The absence of significant correlations with the indicators of the male-female score difference means that the sex difference is not greater (nor smaller) on difficult tests, and not greater (nor smaller) on highly g-loaded tests. In combination with the foregoing, this suggests that females are avoiding g-loaded tests for no reason.

Also, the absence of a significant correlation with g factor loadings means that there is currently no evidence that the male-female difference on high-range tests is a difference in g. Had there been a significant positive correlation with g loadings, this would have suggested that the difference was at least partly due to a sex difference in g. The absence of such a correlation (in fact, the little correlation there is is negative, implying a smaller sex difference on tests with higher g loadings) leaves open the possibility that the observed sex difference lies partly or wholly in non-g factors. To understand this, one needs to know that while most of the variance in I.Q. test scores is accounted for by the g factor (typically 60 to 70 %), other portions of the variance are due to so-called "group factors" like the verbal, numerical, and spatial factor. The observed sex difference may lie in group factors as well as, or instead of, in g.

The conclusions summarized

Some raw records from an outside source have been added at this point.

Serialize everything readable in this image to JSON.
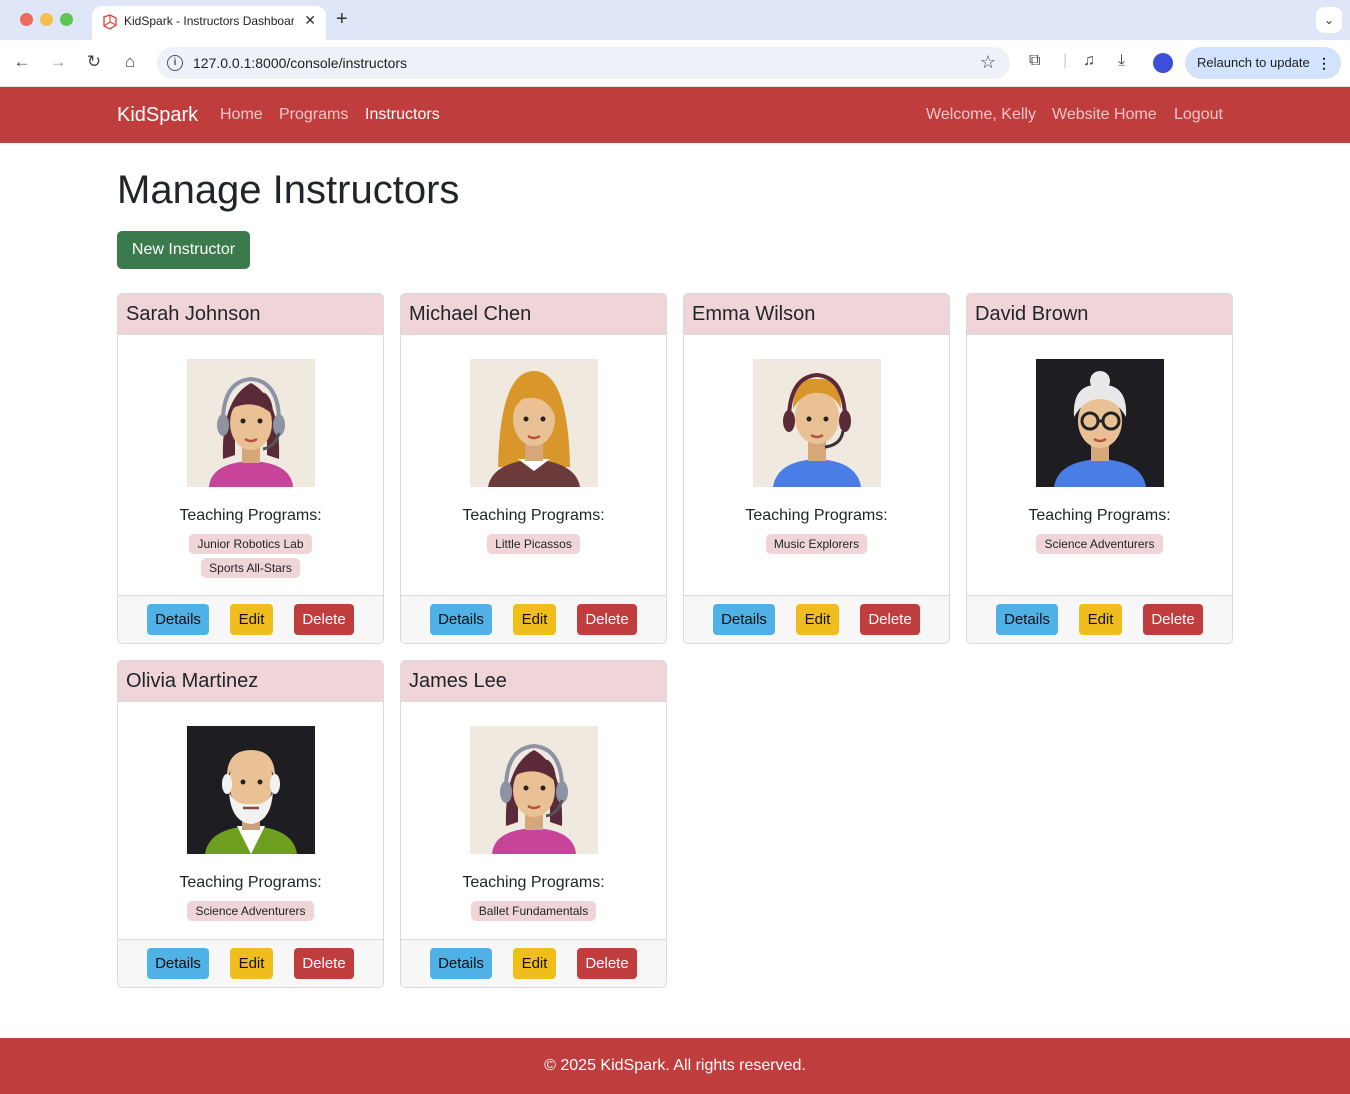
{
  "browser": {
    "tab_title": "KidSpark - Instructors Dashboard",
    "url": "127.0.0.1:8000/console/instructors",
    "relaunch_label": "Relaunch to update"
  },
  "navbar": {
    "brand": "KidSpark",
    "links": [
      "Home",
      "Programs",
      "Instructors"
    ],
    "active": "Instructors",
    "welcome": "Welcome, Kelly",
    "website_home": "Website Home",
    "logout": "Logout"
  },
  "page": {
    "title": "Manage Instructors",
    "new_button": "New Instructor",
    "teaching_label": "Teaching Programs:",
    "details_label": "Details",
    "edit_label": "Edit",
    "delete_label": "Delete"
  },
  "instructors": [
    {
      "name": "Sarah Johnson",
      "programs": [
        "Junior Robotics Lab",
        "Sports All-Stars"
      ],
      "avatar": "woman-headset-avatar"
    },
    {
      "name": "Michael Chen",
      "programs": [
        "Little Picassos"
      ],
      "avatar": "blonde-woman-avatar"
    },
    {
      "name": "Emma Wilson",
      "programs": [
        "Music Explorers"
      ],
      "avatar": "man-headset-avatar"
    },
    {
      "name": "David Brown",
      "programs": [
        "Science Adventurers"
      ],
      "avatar": "elder-woman-glasses-avatar"
    },
    {
      "name": "Olivia Martinez",
      "programs": [
        "Science Adventurers"
      ],
      "avatar": "bearded-elder-avatar"
    },
    {
      "name": "James Lee",
      "programs": [
        "Ballet Fundamentals"
      ],
      "avatar": "woman-headset-avatar"
    }
  ],
  "footer": {
    "text": "© 2025 KidSpark. All rights reserved."
  },
  "colors": {
    "brand": "#c03d3d",
    "card_header": "#f0d5d8",
    "success": "#3a7a4c",
    "info": "#4fb1e6",
    "warning": "#efbe1d"
  }
}
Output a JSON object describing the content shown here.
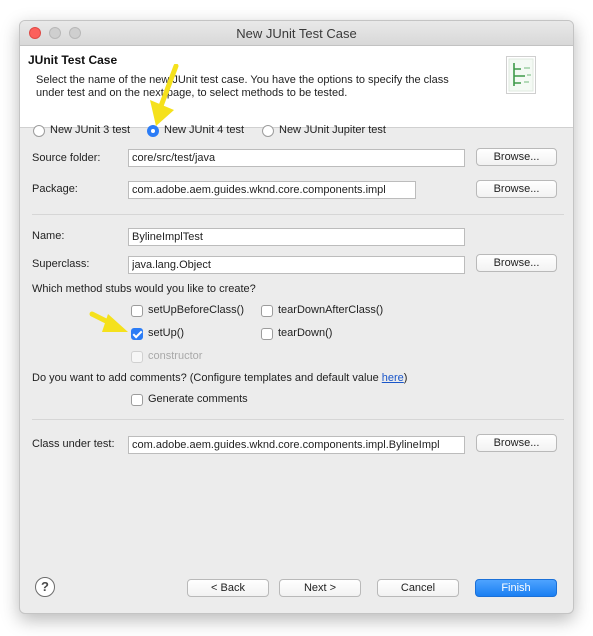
{
  "window": {
    "title": "New JUnit Test Case"
  },
  "header": {
    "title": "JUnit Test Case",
    "description": "Select the name of the new JUnit test case. You have the options to specify the class under test and on the next page, to select methods to be tested."
  },
  "junit_version": {
    "options": [
      "New JUnit 3 test",
      "New JUnit 4 test",
      "New JUnit Jupiter test"
    ],
    "selected": "New JUnit 4 test"
  },
  "form": {
    "source_folder": {
      "label": "Source folder:",
      "value": "core/src/test/java",
      "button": "Browse..."
    },
    "package": {
      "label": "Package:",
      "value": "com.adobe.aem.guides.wknd.core.components.impl",
      "button": "Browse..."
    },
    "name": {
      "label": "Name:",
      "value": "BylineImplTest"
    },
    "superclass": {
      "label": "Superclass:",
      "value": "java.lang.Object",
      "button": "Browse..."
    },
    "class_under_test": {
      "label": "Class under test:",
      "value": "com.adobe.aem.guides.wknd.core.components.impl.BylineImpl",
      "button": "Browse..."
    }
  },
  "stubs": {
    "question": "Which method stubs would you like to create?",
    "setUpBeforeClass": {
      "label": "setUpBeforeClass()",
      "checked": false
    },
    "tearDownAfterClass": {
      "label": "tearDownAfterClass()",
      "checked": false
    },
    "setUp": {
      "label": "setUp()",
      "checked": true
    },
    "tearDown": {
      "label": "tearDown()",
      "checked": false
    },
    "constructor": {
      "label": "constructor",
      "checked": false,
      "disabled": true
    }
  },
  "comments": {
    "question": "Do you want to add comments? (Configure templates and default value ",
    "link": "here",
    "question_end": ")",
    "generate": {
      "label": "Generate comments",
      "checked": false
    }
  },
  "footer": {
    "help": "?",
    "back": "< Back",
    "next": "Next >",
    "cancel": "Cancel",
    "finish": "Finish"
  },
  "colors": {
    "accent": "#2b7cf6",
    "annotation_arrow": "#f5e11c",
    "link": "#1a56c9"
  }
}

  1. The male-female participation difference on high-range I.Q. tests is related to g factor loadings, such that females apparently avoid highly g-loaded tests. This phenomenon can logically also explain the low female participation on high-range tests in general (and even the general female under-representation in g-demanding activities, professions, and positions in society at large).
  2. The male-female score difference on high-range tests has no significant correlation with the tests' g factor loadings; there is therefore no evidence that the score difference is a difference in g.
  3. g factor loading and hardness have little if any correlation across tests, so are mostly independent properties; therefore a highly g-loaded test need not be a difficult test and vice versa.